It was one of those meetings where the room we booked was far too large for the number of people who actually showed up. It was the type of meeting where you rearrange the chairs to form a small circle in a corner so that the disappointing turnout feels less deflating. Myself and three other members of No One Is Illegal-Toronto huddled to discuss two fledgling campaigns we were involved in. The first was the awkwardly named “Don’t Ask, Don’t Tell”1 campaign that hoped to mobilize toward a municipal policy that would bar city staff from asking for immigration identification or reporting someone’s immigration status to the authorities. The second was our anti-deportation direct action casework, which evolved from a model developed by the Ontario Coalition Against Poverty to fight welfare bureaucracy. We had faced a soul-sucking defeat earlier that year following the deportation of beloved community activist Queen Nzinga, who was arrested by Toronto police at a bake sale during International Women’s Day. It was mid-summer 2005, and the day-to-day grind of organizing had taken its toll on our collective energies. Without the bulk of the group’s members, we decided to not have any discussions about nuts and bolts of organizing upcoming events or actions and instead have a more general conversation about the direction of our collective. It was in that discussion that I first became aware of what Chris Dixon (2014) explains, in his book Another Politics: Talking Across Today’s Transformative Movements, is a fundamental principle underlying the antiauthoritarian current in today’s social movements: we were trying to figure out how to work “in the space between our transformative aspirations and actually existing social realties” (8). We saw in those campaigns two very different yet interconnected desires – the prefigurative aspirations of a world where people had the freedom to move and the freedom to stay, and the struggle to dismantle the state, capitalism, and the white supremacist settler colonial logics that undergird Canada’s immigration laws.

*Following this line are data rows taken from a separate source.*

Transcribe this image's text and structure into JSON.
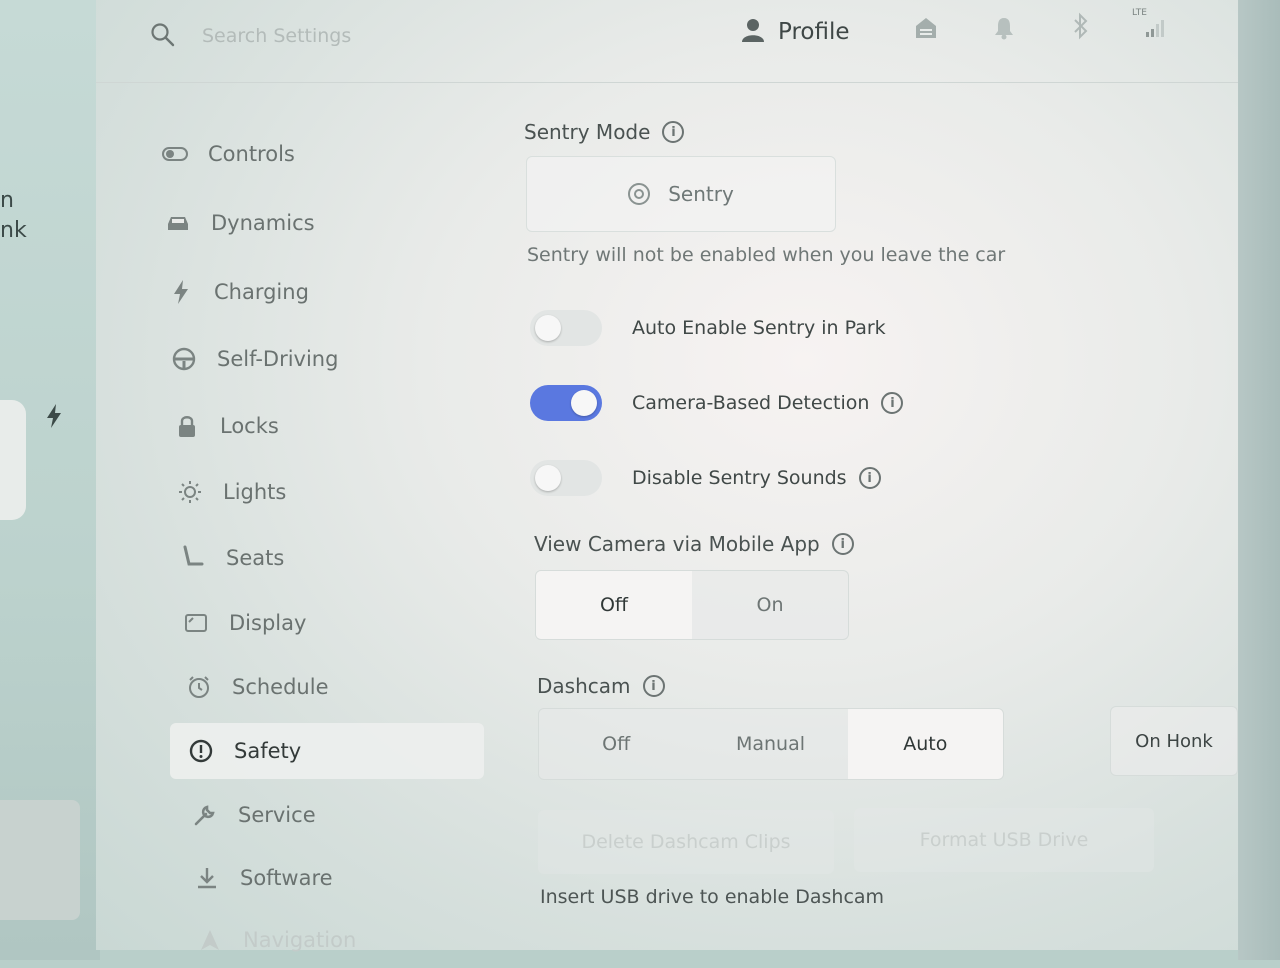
{
  "left_fragments": [
    "n",
    "nk"
  ],
  "topbar": {
    "search_placeholder": "Search Settings",
    "profile_label": "Profile",
    "icons": [
      "garage-icon",
      "bell-icon",
      "bluetooth-icon",
      "lte-signal-icon"
    ],
    "network": "LTE"
  },
  "sidebar": {
    "items": [
      {
        "label": "Controls",
        "icon": "toggle-icon"
      },
      {
        "label": "Dynamics",
        "icon": "car-icon"
      },
      {
        "label": "Charging",
        "icon": "bolt-icon"
      },
      {
        "label": "Self-Driving",
        "icon": "steering-wheel-icon"
      },
      {
        "label": "Locks",
        "icon": "lock-icon"
      },
      {
        "label": "Lights",
        "icon": "sun-icon"
      },
      {
        "label": "Seats",
        "icon": "seat-icon"
      },
      {
        "label": "Display",
        "icon": "display-icon"
      },
      {
        "label": "Schedule",
        "icon": "alarm-clock-icon"
      },
      {
        "label": "Safety",
        "icon": "alert-circle-icon",
        "active": true
      },
      {
        "label": "Service",
        "icon": "wrench-icon"
      },
      {
        "label": "Software",
        "icon": "download-icon"
      },
      {
        "label": "Navigation",
        "icon": "navigation-icon"
      }
    ]
  },
  "main": {
    "sentry_mode": {
      "title": "Sentry Mode",
      "button_label": "Sentry",
      "note": "Sentry will not be enabled when you leave the car"
    },
    "toggles": [
      {
        "label": "Auto Enable Sentry in Park",
        "on": false,
        "info": false
      },
      {
        "label": "Camera-Based Detection",
        "on": true,
        "info": true
      },
      {
        "label": "Disable Sentry Sounds",
        "on": false,
        "info": true
      }
    ],
    "view_camera": {
      "title": "View Camera via Mobile App",
      "options": [
        "Off",
        "On"
      ],
      "selected": "Off"
    },
    "dashcam": {
      "title": "Dashcam",
      "options": [
        "Off",
        "Manual",
        "Auto"
      ],
      "selected": "Auto",
      "on_honk_label": "On Honk",
      "delete_label": "Delete Dashcam Clips",
      "format_label": "Format USB Drive",
      "note": "Insert USB drive to enable Dashcam"
    }
  },
  "colors": {
    "toggle_on": "#5a78e0",
    "toggle_off": "#e2e5e4",
    "text_primary": "#404847"
  }
}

Are you an organizer or activist engaged in movement work? Are you interested in taking time to reflect on the lessons and ideals of this work in order to help advance anarchist and anti-authoritarian theory and praxis? Do you have ideas, experiences, or questions that you would like to develop and share with a wider audience?
If you answered ‘yes’ to any of these questions, the Perspectives on Anarchist Theory editorial collective would like to hear from you. As the global political terrain continues to shift and tremble, it is crucial that those of us with visions of a free society share our work and ideas so that we can create a solid, common foundation on which to build a better world.